If you have a child that is able to communicate easily, be thankful for that. I know most parents cannot wait until their child starts talking. Then once their child does they wish the child would stop talking because they never shut up. I have heard so many people say this. It really makes me mad and my response is usually telling them some rude comments about how they should be thankful. I understand the frustration with children that ask a thousand questions and such but what if they never said anything? Then what would those same parents do? Usually, I get no response from the parents after all of this is said. Either I struck a nerve or they actually are doing as I intended and are truly thinking about what I said.
I don’t mind singing the alphabet a million times and cheering like crazy at the end of it. Silas is learning to sign all of the letters as well. Reading the same books over and over and over again until I have them all memorized is nothing. I can read you entire stories without even opening the books. There are charts on my wall with shapes, colors, the alphabet, and numbers. There are pictures of family members printed out on cards with names in hope that Silas may learn who they all are. Repetition in everything with lots of talking on our part. I know that in time he will be able to speak clearly and communicate his needs with us. I’m not hoping for a person that does speeches for a living; just back-and-forth communication. Until then, I will continue to research, read, and do all I can for Silas. Soon we will be seeing an Ear, Nose, and Throat specialist to check on why he keeps getting ear infections since he has tubes. Also to see if he is actually hearing correctly. I am also trying to get Silas to see an Ophthalmologist to check his vision and perception. Sooner or later, we will get Silas good and healthy so that he can learn and grow.
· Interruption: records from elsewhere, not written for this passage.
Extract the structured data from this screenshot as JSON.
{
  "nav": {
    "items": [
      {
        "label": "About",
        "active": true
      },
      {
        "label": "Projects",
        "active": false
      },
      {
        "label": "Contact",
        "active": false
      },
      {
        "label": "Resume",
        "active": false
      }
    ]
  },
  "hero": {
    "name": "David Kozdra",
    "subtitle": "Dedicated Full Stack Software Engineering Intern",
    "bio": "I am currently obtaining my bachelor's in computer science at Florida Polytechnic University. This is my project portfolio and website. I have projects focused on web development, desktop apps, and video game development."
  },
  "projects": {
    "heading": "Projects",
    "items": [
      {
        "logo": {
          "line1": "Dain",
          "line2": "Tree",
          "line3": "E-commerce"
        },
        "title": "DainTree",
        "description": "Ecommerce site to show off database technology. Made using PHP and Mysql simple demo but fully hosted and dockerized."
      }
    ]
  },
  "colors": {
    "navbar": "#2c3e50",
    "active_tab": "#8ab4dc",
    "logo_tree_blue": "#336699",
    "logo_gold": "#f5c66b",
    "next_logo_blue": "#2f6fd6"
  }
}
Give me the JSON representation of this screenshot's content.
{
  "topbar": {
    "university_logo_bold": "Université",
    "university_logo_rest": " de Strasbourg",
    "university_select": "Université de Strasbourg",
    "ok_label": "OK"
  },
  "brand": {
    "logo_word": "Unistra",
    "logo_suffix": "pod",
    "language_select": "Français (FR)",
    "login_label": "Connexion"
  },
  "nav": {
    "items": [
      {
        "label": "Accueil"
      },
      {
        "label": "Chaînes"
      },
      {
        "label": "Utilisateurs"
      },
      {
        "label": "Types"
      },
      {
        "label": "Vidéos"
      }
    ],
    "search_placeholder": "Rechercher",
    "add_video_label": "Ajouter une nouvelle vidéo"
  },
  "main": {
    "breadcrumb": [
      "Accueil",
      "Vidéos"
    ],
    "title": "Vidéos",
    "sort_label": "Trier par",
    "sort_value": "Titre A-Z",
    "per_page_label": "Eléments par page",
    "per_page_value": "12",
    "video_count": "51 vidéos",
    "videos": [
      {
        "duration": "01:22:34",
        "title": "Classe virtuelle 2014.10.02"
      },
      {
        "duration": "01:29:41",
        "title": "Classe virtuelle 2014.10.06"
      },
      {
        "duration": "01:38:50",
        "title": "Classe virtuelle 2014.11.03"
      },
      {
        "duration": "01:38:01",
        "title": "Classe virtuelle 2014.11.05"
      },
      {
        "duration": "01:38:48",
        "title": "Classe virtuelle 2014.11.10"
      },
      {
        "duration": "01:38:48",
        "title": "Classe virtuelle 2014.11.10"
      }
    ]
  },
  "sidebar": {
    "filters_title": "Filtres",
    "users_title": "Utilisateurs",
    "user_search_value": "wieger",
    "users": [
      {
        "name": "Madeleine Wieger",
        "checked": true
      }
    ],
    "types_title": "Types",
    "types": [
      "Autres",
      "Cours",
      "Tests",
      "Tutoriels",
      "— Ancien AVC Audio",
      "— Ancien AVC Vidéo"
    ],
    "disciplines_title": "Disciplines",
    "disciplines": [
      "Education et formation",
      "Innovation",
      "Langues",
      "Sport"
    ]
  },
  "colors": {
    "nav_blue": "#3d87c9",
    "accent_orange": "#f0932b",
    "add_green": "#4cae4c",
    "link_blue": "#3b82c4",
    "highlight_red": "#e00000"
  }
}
It’s just really tough not being able to communicate with him…I’m sure after reading all of this you could imagine. Now perhaps, you see why some parents make such a huge deal of their child saying “Hi”. It’s those small things that give us hope.